But this poem wants none of that. Why, it's just like a Welshman -- focus on the negative, turn a well-loved character into a creature of the damned. You see, Lara Croft does exactly what it says on the box -- raids tombs...and other sites of archaeological significance. And she just so happens to be British, to talk with a cute little British accent (setting aside Angelina Jolie for just a moment). The temptation to make the connection to real life was too strong, it seems, for Davies. Some people just aren't the forgiving type.

So, from Davies' "fever'd imagination" comes a world fantastical, sadly unrealistic, where Lara is the exact opposite of all the empire and tyranny she apparently represents, where she raids museums instead of temples, where she is "fluent in Welsh...and black." And I thought my dreams involving Lara Croft were unrealistic (something with whipped cream and Esperanto). If nothing else it's imaginative...

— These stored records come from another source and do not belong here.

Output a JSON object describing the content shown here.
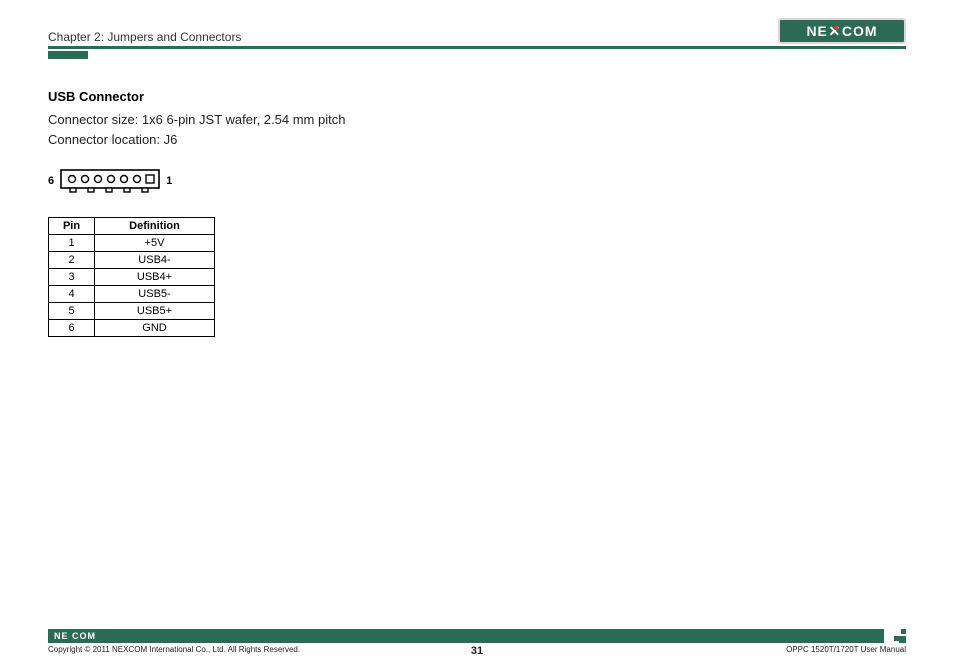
{
  "header": {
    "chapter": "Chapter 2: Jumpers and Connectors",
    "logo_ne": "NE",
    "logo_x": "X",
    "logo_com": "COM"
  },
  "section": {
    "title": "USB Connector",
    "size_line": "Connector size:  1x6 6-pin JST wafer, 2.54 mm pitch",
    "location_line": "Connector location: J6"
  },
  "connector": {
    "left_label": "6",
    "right_label": "1"
  },
  "table": {
    "col_pin": "Pin",
    "col_def": "Definition",
    "rows": [
      {
        "pin": "1",
        "def": "+5V"
      },
      {
        "pin": "2",
        "def": "USB4-"
      },
      {
        "pin": "3",
        "def": "USB4+"
      },
      {
        "pin": "4",
        "def": "USB5-"
      },
      {
        "pin": "5",
        "def": "USB5+"
      },
      {
        "pin": "6",
        "def": "GND"
      }
    ]
  },
  "footer": {
    "logo": "NE COM",
    "copyright": "Copyright © 2011 NEXCOM International Co., Ltd. All Rights Reserved.",
    "page_number": "31",
    "manual": "OPPC 1520T/1720T User Manual"
  }
}
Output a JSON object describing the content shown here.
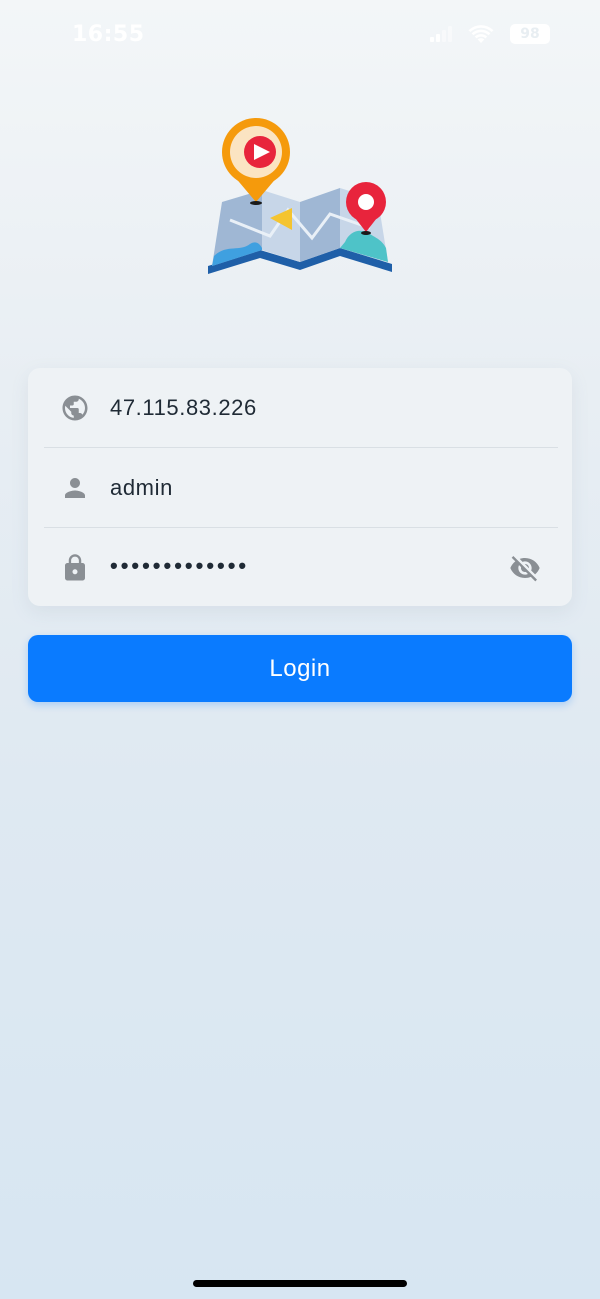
{
  "status_bar": {
    "time": "16:55",
    "battery": "98"
  },
  "icons": {
    "signal": "cellular-signal-icon",
    "wifi": "wifi-icon",
    "battery": "battery-icon",
    "server": "globe-icon",
    "user": "person-icon",
    "password": "lock-icon",
    "toggle": "eye-off-icon",
    "logo": "map-location-video-logo"
  },
  "form": {
    "server": "47.115.83.226",
    "username": "admin",
    "password": "•••••••••••••"
  },
  "login_button": {
    "label": "Login"
  },
  "colors": {
    "accent": "#0a7bff",
    "icon_gray": "#8a8f94",
    "card": "#eef2f5"
  }
}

There is a strong current of oppression through it all, of black people especially. There is the above quote, yes, and then there is the use of the word ghetto. The poet is, by all accounts, very white (I have it on good authority that Levi Coffin was black) and very Welsh, yet the poem seems peculiarly centered on white Americans' racial anxiety towards our darker brothers. Perhaps the translator shoehorned in these hints, or perhaps this poem is exactly the mirror that the author intended. I will probably never know as the Welsh language is almost completely opaque to me. Still, a little something managed to bore its way thru: the sentence Foreman translates as "Yo white boy!", in the second to last line, is written as "Hei, Honci!" in the original. Oh, how exciting is cross-cultural exchange!